2. Hardware (1990)

This 1990 apocalyptic sci-fi/horror film seems to take place in the same hellish Los Angeles the Stooges imagined in the cacophonous noise jam “LA Blues” that closes out the group’s best long play, 1970’s Funhouse.

Once again, Iggy has no screen time in the film but his DJ character “Angry Bob” serves as a sort of Greek chorus in the same way that Cleavon Little’s DJ character in Vanishing Point, Sam Jackson’s “Señor Luv Daddy”in Do the Right Thing, Lynne Thigpen’s DJ character in Walter Hill’s The Warriors, etc.

Sheee-it, James Earl Jones appears only as a voice in the Star Wars films and Pop’s “Angry Bob” gives Ol’ smooth, silky, Sith-y JEJ a run for his voice over money as he sits in a future dystopia Los Angeles radio studio playing Motörhead and Ministry records and waxing poetic about his “industrial dick” and a post climate change sunset that is “a work of art-Nature never knew colors like that.”


1. Dead Man (1995)

The Stooges were initially called the Psychedelic Stooges, so it’s somewhat fitting that Iggy’s greatest film role came in a psychedelic western directed by Jim Jarmusch, the hipster avenger Pop would eventually tap to direct the recent Stooges doc, Gimme Danger.

In Jarmusch’s 1995 film, Dead Man, Pop plays “Sally” a Bible thumping gingham bonnet wearing domestic that hangs with an unsavory gang of old west sodomites played by a then relatively unknown Billy Bob Thornton (as Big George Drakoulias) and Jared Harris (as Benmont Tench).

*Side note on character names-George Drakoulias is a music producer who has been lyrically name checked on the Beastie Boy’s Citizen Kane of beat larceny, Paul’s Boutique, and Benmont Tench is the name of Tom Petty’s long time keyboardist.

Jarmusch has always had a hard on for casting musicians in his films, Joe Strummer, Screamin’ Jay Hawkins and a few choice Wu Tang-ers have all cast their shadows across Jarmusch’s deliberately paced oeuvre.

What’s more, Jarmusch is just a music guy “Ghost Dog” jams the original Willi Williams “Armagideon Time” when cruising around Brooklyn in a stolen Lexus and cabbie Wynona Rider greets her fares with Blue Cheer’s sludge metal take on Eddie Cochran’s “Summertime Blues” in Jarmusch’s 1990 film, Night On Earth. An eventual Pop/Jarmusch collaboration was twice as inevitable as “Brangelina.”

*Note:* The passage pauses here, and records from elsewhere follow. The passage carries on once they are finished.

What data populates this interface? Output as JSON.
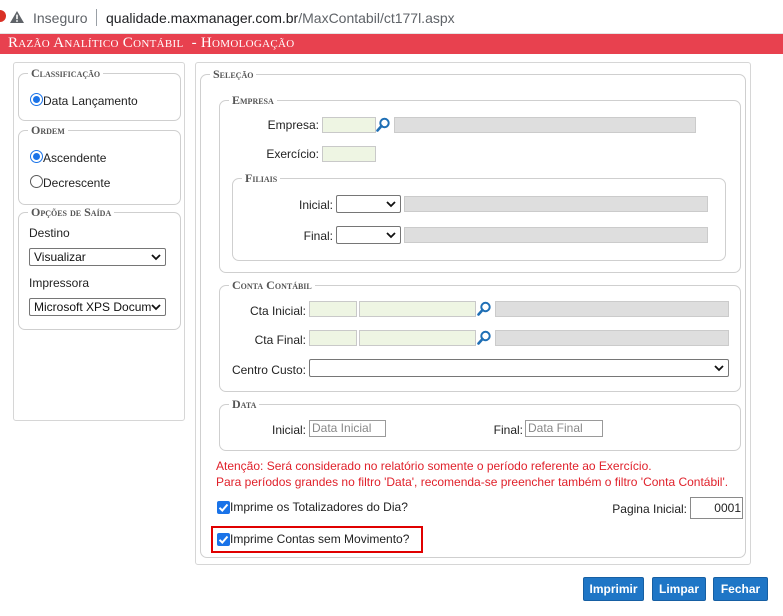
{
  "browser": {
    "security_label": "Inseguro",
    "url_host": "qualidade.maxmanager.com.br",
    "url_path": "/MaxContabil/ct177l.aspx"
  },
  "header": {
    "title": "Razão Analítico Contábil  - Homologação",
    "color": "#e8414f"
  },
  "left": {
    "classificacao": {
      "legend": "Classificação",
      "options": [
        {
          "label": "Data Lançamento",
          "selected": true
        }
      ]
    },
    "ordem": {
      "legend": "Ordem",
      "options": [
        {
          "label": "Ascendente",
          "selected": true
        },
        {
          "label": "Decrescente",
          "selected": false
        }
      ]
    },
    "saida": {
      "legend": "Opções de Saída",
      "destino_label": "Destino",
      "destino_value": "Visualizar",
      "impressora_label": "Impressora",
      "impressora_value": "Microsoft XPS Docum"
    }
  },
  "selecao": {
    "legend": "Seleção",
    "empresa": {
      "legend": "Empresa",
      "empresa_label": "Empresa:",
      "exercicio_label": "Exercício:",
      "filiais": {
        "legend": "Filiais",
        "inicial_label": "Inicial:",
        "final_label": "Final:"
      }
    },
    "conta": {
      "legend": "Conta Contábil",
      "cta_inicial_label": "Cta Inicial:",
      "cta_final_label": "Cta Final:",
      "centro_custo_label": "Centro Custo:"
    },
    "data": {
      "legend": "Data",
      "inicial_label": "Inicial:",
      "inicial_placeholder": "Data Inicial",
      "final_label": "Final:",
      "final_placeholder": "Data Final"
    },
    "warning_line1": "Atenção: Será considerado no relatório somente o período referente ao Exercício.",
    "warning_line2": "Para períodos grandes no filtro 'Data', recomenda-se preencher também o filtro 'Conta Contábil'.",
    "totalizadores_label": "Imprime os Totalizadores do Dia?",
    "totalizadores_checked": true,
    "pagina_label": "Pagina Inicial:",
    "pagina_value": "0001",
    "contas_sem_mov_label": "Imprime Contas sem Movimento?",
    "contas_sem_mov_checked": true
  },
  "actions": {
    "imprimir": "Imprimir",
    "limpar": "Limpar",
    "fechar": "Fechar"
  }
}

A true gender bender since long before Bruce Jenner was just another butch athlete on the front of a Wheaties box. Pop makes the cross dressing murder/rapist/bean chef not just funny, but also likable.

“I still say you make a helluva plate of beans, Sally.”

Author Bio: Jerimie Richardson is a newspaperman, bus driver, smart phone/ iMovie auteur and father whose heroes of letters are Minutemen lead singer D. Boon and long time Chicago newspaper columnist Mike Royko.